(Data listing):
┌──

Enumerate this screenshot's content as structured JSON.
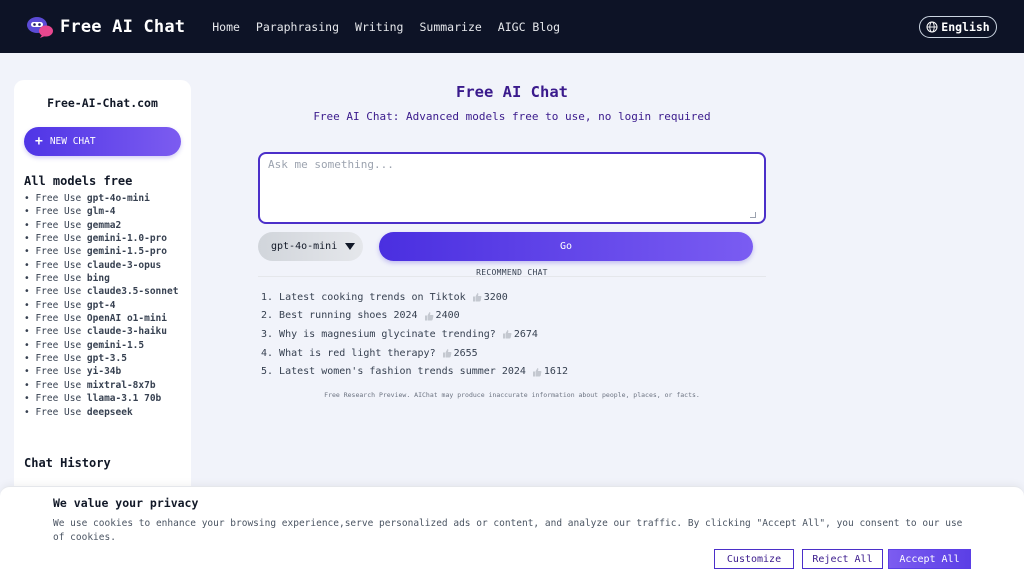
{
  "header": {
    "logo_text": "Free AI Chat",
    "nav": [
      "Home",
      "Paraphrasing",
      "Writing",
      "Summarize",
      "AIGC Blog"
    ],
    "language": "English"
  },
  "sidebar": {
    "site_name": "Free-AI-Chat.com",
    "new_chat": "NEW CHAT",
    "models_title": "All models free",
    "model_prefix": "• Free Use ",
    "models": [
      "gpt-4o-mini",
      "glm-4",
      "gemma2",
      "gemini-1.0-pro",
      "gemini-1.5-pro",
      "claude-3-opus",
      "bing",
      "claude3.5-sonnet",
      "gpt-4",
      "OpenAI o1-mini",
      "claude-3-haiku",
      "gemini-1.5",
      "gpt-3.5",
      "yi-34b",
      "mixtral-8x7b",
      "llama-3.1 70b",
      "deepseek"
    ],
    "history_title": "Chat History"
  },
  "main": {
    "title": "Free AI Chat",
    "subtitle": "Free AI Chat: Advanced models free to use, no login required",
    "input_placeholder": "Ask me something...",
    "selected_model": "gpt-4o-mini",
    "go_label": "Go",
    "recommend_label": "RECOMMEND CHAT",
    "recommendations": [
      {
        "text": "1. Latest cooking trends on Tiktok",
        "likes": "3200"
      },
      {
        "text": "2. Best running shoes 2024",
        "likes": "2400"
      },
      {
        "text": "3. Why is magnesium glycinate trending?",
        "likes": "2674"
      },
      {
        "text": "4. What is red light therapy?",
        "likes": "2655"
      },
      {
        "text": "5. Latest women's fashion trends summer 2024",
        "likes": "1612"
      }
    ],
    "disclaimer": "Free Research Preview. AIChat may produce inaccurate information about people, places, or facts."
  },
  "cookie": {
    "title": "We value your privacy",
    "text": "We use cookies to enhance your browsing experience,serve personalized ads or content, and analyze our traffic. By clicking \"Accept All\", you consent to our use of cookies.",
    "customize": "Customize",
    "reject": "Reject All",
    "accept": "Accept All"
  },
  "colors": {
    "header_bg": "#0d1326",
    "accent": "#4b2fc9",
    "title": "#3a1a8c"
  }
}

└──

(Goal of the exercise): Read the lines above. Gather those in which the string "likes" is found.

(Answer section):
        "likes": "3200"
        "likes": "2400"
        "likes": "2674"
        "likes": "2655"
        "likes": "1612"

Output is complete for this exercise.